INFORMATION SUPPLIED
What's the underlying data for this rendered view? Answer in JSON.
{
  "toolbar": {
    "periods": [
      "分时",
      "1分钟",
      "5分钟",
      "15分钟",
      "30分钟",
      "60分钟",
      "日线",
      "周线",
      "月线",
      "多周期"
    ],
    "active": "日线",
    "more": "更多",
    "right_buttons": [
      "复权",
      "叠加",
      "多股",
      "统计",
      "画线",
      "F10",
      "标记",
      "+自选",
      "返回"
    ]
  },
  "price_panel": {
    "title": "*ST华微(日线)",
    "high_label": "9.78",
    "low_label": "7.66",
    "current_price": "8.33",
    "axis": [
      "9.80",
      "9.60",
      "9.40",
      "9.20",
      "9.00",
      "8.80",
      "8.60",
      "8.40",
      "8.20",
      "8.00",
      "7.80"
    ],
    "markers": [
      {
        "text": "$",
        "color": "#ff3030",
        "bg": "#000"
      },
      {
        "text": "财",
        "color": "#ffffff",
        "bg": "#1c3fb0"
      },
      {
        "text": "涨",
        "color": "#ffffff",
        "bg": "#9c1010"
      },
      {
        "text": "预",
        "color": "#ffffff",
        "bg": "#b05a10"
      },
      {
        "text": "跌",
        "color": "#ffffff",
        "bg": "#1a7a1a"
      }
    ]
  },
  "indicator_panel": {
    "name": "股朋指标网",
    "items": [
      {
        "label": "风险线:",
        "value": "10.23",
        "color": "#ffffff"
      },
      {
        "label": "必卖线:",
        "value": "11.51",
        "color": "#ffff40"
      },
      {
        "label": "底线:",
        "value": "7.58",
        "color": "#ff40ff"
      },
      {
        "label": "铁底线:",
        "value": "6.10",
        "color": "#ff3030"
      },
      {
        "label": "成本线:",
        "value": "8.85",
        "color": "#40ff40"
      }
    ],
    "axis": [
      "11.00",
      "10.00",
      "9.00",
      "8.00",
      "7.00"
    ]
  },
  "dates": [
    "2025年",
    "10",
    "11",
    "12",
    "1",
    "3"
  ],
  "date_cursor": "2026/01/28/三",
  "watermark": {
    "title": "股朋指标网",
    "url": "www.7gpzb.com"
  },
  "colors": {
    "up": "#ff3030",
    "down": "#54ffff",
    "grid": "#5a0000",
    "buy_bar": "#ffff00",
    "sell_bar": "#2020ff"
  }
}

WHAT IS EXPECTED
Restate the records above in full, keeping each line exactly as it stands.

ANSWER TO THIS TASK
What's the underlying data for this rendered view? Answer in JSON.
{
  "toolbar": {
    "periods": [
      "分时",
      "1分钟",
      "5分钟",
      "15分钟",
      "30分钟",
      "60分钟",
      "日线",
      "周线",
      "月线",
      "多周期"
    ],
    "active": "日线",
    "more": "更多",
    "right_buttons": [
      "复权",
      "叠加",
      "多股",
      "统计",
      "画线",
      "F10",
      "标记",
      "+自选",
      "返回"
    ]
  },
  "price_panel": {
    "title": "*ST华微(日线)",
    "high_label": "9.78",
    "low_label": "7.66",
    "current_price": "8.33",
    "axis": [
      "9.80",
      "9.60",
      "9.40",
      "9.20",
      "9.00",
      "8.80",
      "8.60",
      "8.40",
      "8.20",
      "8.00",
      "7.80"
    ],
    "markers": [
      {
        "text": "$",
        "color": "#ff3030",
        "bg": "#000"
      },
      {
        "text": "财",
        "color": "#ffffff",
        "bg": "#1c3fb0"
      },
      {
        "text": "涨",
        "color": "#ffffff",
        "bg": "#9c1010"
      },
      {
        "text": "预",
        "color": "#ffffff",
        "bg": "#b05a10"
      },
      {
        "text": "跌",
        "color": "#ffffff",
        "bg": "#1a7a1a"
      }
    ]
  },
  "indicator_panel": {
    "name": "股朋指标网",
    "items": [
      {
        "label": "风险线:",
        "value": "10.23",
        "color": "#ffffff"
      },
      {
        "label": "必卖线:",
        "value": "11.51",
        "color": "#ffff40"
      },
      {
        "label": "底线:",
        "value": "7.58",
        "color": "#ff40ff"
      },
      {
        "label": "铁底线:",
        "value": "6.10",
        "color": "#ff3030"
      },
      {
        "label": "成本线:",
        "value": "8.85",
        "color": "#40ff40"
      }
    ],
    "axis": [
      "11.00",
      "10.00",
      "9.00",
      "8.00",
      "7.00"
    ]
  },
  "dates": [
    "2025年",
    "10",
    "11",
    "12",
    "1",
    "3"
  ],
  "date_cursor": "2026/01/28/三",
  "watermark": {
    "title": "股朋指标网",
    "url": "www.7gpzb.com"
  },
  "colors": {
    "up": "#ff3030",
    "down": "#54ffff",
    "grid": "#5a0000",
    "buy_bar": "#ffff00",
    "sell_bar": "#2020ff"
  }
}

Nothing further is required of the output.